Making T.V. watching purposeful again

Our favorite medium is extremely impactful, but how do we engage with it?

Kate McCarthy

Back in 1970s Belvedere, California, my mother was often left to her own devices.

It was the indulgent “‘Me’ Decade,” and Leslie Dreyfous spent nights curled up, finding comfort in the varied fare of the time — from the salient and smart (Mary Tyler Moore, M*A*S*H), to escapist kitsch (The Love Boat, Donny & Marie), to oddly psychedelic children’s programming (H.R. Pufnstuf, Lidsville). That last one is entirely about a town of hats that talk — it doesn’t hold up.

These shows were a comfort to my mom when she was a lonely kid, but they were also a special occurrence. She always hoped her shows would come on, or that she’d catch her favorite re-run. It was a special interruption from daily life.
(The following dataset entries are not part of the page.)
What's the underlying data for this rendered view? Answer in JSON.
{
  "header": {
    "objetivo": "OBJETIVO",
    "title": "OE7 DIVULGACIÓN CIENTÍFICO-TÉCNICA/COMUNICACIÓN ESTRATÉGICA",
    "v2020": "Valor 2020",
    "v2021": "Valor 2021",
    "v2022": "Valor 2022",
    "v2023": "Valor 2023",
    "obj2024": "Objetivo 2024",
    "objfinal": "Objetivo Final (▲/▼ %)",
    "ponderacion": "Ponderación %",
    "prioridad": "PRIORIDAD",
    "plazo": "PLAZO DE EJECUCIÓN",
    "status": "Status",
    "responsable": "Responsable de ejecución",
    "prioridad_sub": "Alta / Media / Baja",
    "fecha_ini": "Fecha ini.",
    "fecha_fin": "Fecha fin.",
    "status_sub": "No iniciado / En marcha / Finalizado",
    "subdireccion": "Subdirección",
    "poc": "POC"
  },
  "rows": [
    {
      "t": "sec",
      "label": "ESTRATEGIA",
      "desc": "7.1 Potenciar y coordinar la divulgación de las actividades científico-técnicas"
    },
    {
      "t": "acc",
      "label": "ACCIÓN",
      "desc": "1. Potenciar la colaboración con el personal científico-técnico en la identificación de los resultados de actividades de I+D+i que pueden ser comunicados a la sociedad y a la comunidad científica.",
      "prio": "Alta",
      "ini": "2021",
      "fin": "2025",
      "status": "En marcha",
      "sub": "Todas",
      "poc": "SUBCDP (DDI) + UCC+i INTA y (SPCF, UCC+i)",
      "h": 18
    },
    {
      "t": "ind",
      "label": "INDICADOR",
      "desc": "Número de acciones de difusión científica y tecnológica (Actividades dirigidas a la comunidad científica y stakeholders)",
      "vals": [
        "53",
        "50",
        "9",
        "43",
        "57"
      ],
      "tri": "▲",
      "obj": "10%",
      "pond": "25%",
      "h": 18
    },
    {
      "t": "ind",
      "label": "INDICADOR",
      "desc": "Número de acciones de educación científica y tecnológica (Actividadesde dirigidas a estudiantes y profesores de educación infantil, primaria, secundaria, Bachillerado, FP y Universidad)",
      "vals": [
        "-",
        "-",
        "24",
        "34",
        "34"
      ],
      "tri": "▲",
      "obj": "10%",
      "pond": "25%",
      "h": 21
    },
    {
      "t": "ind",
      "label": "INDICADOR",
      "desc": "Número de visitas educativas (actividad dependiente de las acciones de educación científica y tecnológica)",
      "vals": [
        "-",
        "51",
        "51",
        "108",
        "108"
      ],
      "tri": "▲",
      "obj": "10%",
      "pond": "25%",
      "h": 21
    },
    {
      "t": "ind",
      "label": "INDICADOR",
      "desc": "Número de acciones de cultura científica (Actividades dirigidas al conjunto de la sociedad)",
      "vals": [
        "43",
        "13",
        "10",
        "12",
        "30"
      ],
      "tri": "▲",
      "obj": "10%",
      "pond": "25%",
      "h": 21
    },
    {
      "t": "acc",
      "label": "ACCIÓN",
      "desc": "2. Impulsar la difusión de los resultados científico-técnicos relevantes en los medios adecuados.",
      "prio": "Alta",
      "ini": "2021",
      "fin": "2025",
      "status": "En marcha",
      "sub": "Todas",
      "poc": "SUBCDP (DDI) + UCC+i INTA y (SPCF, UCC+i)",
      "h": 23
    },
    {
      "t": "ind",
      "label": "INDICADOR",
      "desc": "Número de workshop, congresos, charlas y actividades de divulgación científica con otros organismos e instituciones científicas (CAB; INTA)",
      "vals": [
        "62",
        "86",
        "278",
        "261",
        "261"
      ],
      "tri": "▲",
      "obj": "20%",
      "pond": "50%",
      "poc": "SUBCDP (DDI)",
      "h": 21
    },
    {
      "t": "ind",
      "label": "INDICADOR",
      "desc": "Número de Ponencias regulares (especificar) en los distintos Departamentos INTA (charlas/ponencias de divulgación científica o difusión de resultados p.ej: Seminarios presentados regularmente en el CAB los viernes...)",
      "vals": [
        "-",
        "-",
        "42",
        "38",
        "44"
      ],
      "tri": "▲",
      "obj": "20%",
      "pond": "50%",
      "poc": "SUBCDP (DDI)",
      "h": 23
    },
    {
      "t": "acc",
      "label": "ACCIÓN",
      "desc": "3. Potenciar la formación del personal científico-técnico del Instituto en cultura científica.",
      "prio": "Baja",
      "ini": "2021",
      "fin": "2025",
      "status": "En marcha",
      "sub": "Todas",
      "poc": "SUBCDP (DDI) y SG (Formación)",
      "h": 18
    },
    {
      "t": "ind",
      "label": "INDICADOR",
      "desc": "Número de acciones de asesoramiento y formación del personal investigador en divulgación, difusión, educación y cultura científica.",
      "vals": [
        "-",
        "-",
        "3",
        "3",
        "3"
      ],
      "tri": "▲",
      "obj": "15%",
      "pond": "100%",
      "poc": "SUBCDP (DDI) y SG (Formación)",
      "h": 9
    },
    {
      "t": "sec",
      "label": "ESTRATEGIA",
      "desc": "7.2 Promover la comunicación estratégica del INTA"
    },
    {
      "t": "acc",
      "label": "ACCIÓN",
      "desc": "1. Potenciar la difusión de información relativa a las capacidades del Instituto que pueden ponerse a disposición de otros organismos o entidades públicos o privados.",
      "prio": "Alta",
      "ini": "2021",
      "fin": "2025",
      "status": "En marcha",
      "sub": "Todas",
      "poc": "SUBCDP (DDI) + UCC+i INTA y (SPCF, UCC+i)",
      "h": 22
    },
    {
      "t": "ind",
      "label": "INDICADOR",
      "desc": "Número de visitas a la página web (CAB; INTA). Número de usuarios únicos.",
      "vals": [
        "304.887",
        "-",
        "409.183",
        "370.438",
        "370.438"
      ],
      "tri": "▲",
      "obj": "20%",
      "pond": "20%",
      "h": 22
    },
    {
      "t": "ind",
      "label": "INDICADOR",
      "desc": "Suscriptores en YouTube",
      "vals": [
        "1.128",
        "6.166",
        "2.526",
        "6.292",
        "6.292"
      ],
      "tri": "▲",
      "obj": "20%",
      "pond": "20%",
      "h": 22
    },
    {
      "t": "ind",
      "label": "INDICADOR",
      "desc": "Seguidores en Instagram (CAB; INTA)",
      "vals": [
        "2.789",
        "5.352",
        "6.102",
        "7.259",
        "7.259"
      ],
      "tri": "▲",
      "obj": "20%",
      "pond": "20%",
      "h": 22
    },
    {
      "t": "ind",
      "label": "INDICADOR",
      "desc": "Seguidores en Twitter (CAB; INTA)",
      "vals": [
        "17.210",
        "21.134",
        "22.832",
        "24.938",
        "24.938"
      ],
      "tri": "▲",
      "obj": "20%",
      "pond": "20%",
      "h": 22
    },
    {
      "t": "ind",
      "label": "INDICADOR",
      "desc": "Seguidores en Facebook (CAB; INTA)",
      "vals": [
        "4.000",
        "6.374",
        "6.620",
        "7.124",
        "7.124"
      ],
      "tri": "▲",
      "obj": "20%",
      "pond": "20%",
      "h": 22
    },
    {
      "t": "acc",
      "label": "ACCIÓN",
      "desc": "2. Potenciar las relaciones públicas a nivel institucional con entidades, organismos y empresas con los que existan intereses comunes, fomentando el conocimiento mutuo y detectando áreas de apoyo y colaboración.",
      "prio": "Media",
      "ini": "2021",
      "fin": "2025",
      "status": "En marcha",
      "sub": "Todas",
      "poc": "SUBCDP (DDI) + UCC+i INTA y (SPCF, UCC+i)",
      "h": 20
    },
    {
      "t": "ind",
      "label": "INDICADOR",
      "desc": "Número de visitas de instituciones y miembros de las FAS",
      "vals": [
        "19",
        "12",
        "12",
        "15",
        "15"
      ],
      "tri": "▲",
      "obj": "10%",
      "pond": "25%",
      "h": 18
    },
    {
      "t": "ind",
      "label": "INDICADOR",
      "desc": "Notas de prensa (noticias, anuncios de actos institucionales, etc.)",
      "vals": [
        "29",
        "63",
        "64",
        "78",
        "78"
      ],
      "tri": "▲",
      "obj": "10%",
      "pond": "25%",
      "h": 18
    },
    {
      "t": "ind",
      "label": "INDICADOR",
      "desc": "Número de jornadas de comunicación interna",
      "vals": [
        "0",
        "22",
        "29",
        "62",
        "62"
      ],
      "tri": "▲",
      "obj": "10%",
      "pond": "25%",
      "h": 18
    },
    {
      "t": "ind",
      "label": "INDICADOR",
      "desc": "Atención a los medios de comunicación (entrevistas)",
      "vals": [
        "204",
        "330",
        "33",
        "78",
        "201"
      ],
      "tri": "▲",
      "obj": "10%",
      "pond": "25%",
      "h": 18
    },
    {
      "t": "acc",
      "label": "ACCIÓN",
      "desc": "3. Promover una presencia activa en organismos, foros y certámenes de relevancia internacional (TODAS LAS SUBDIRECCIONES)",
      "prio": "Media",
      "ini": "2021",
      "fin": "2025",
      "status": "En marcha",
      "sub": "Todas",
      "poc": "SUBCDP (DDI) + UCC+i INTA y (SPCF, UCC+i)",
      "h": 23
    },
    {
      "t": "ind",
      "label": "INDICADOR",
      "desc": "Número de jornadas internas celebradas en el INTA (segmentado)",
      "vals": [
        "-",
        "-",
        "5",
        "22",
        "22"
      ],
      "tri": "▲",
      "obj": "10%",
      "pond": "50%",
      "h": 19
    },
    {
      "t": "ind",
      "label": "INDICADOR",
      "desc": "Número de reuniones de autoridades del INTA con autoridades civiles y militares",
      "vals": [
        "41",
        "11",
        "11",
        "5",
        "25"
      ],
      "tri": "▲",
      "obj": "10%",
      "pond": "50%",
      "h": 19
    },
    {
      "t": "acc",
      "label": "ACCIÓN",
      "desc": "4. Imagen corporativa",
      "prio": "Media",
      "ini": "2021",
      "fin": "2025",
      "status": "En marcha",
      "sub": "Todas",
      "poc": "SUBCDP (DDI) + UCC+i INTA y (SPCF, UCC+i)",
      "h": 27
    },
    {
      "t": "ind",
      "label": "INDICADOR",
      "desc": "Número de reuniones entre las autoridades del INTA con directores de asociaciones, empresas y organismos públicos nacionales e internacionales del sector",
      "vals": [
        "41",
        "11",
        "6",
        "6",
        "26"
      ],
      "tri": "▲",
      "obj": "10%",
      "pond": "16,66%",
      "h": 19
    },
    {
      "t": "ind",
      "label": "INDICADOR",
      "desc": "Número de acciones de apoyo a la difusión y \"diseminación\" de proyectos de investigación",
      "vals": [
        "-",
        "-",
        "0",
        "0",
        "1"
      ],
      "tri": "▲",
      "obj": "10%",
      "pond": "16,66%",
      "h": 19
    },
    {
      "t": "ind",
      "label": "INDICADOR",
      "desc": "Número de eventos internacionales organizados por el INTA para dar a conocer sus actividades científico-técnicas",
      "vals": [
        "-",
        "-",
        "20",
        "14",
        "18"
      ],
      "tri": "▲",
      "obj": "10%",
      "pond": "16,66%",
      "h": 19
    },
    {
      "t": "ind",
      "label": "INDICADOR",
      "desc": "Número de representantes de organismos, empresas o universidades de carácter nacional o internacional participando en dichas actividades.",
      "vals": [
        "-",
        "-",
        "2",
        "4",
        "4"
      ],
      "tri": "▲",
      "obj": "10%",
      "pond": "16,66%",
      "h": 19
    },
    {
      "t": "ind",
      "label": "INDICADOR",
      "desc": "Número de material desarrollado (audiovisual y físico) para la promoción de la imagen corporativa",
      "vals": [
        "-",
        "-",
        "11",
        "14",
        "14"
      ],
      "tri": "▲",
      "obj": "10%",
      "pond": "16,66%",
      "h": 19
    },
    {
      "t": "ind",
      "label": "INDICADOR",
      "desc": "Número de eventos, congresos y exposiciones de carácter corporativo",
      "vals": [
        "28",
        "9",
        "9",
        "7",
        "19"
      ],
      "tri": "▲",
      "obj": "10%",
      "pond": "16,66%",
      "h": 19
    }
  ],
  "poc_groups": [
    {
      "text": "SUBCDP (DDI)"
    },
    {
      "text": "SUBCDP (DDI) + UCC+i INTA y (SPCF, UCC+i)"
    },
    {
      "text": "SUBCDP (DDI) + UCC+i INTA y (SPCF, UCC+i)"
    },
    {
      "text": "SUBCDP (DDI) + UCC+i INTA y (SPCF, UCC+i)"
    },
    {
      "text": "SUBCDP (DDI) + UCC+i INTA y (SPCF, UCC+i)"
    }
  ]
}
Years later, Mom showed us many of her old favorites, consequently creating weird retro kids, like myself, who gleefully recognized John Amos as Gordy the weatherman on Mary Tyler Moore and Kunta Kinte from Roots.

Mary Tyler Moore, in particular, held a special place in my heart as I headed off to make Minneapolis my new home — just as Mary Richards does in the opening credits set to Sonny Curtis’ lyrics. “Who can turn the world on with her smile? Who can take a nothing day and suddenly make it all seem worthwhile?” I just about cried when I finally found her famous hat-tossing statue on Nicollet Avenue. “You’re gonna make it after all.” Thanks, Sonny; thanks, Mary.

I look back on those family nights — my single mother sharing comforts with her young children — as a weekly Sunday night treat. Now, I don’t think twice about indulging in TV. In fact, it often acts as a numbing agent.

I’ll admit here in print, with great embarrassment, that I’ve found a way to actually watch The Office while I shower — just prop your computer up on the sink. Am I that desperate to fill every moment with stimulus? Am I that repelled to spend a minute alone with my own thoughts?

Whether it’s Veep, Silicon Valley or any one of the great shows, watching TV has become so habitual that it’s become a chore. There’s hope that “one more click or touch might open onto something to redeem the overwhelming monotony in which one is immersed,” as Jonathan Crary writes in his book 24/7: Late Capitalism and the Ends of Sleep. Where is the excitement?

I am my mother’s daughter. I spent my 2011 high school winter dance blissfully crying while watching 30 Rock. Special moments of refuge — or celebration or escape — give TV immense staying power.

It’s hard to break out of the pattern of watching TV as default, but it’s a worthy challenge for us to find a specific purpose in TV-watching. Or at the very least, let’s bring back that talking hat show.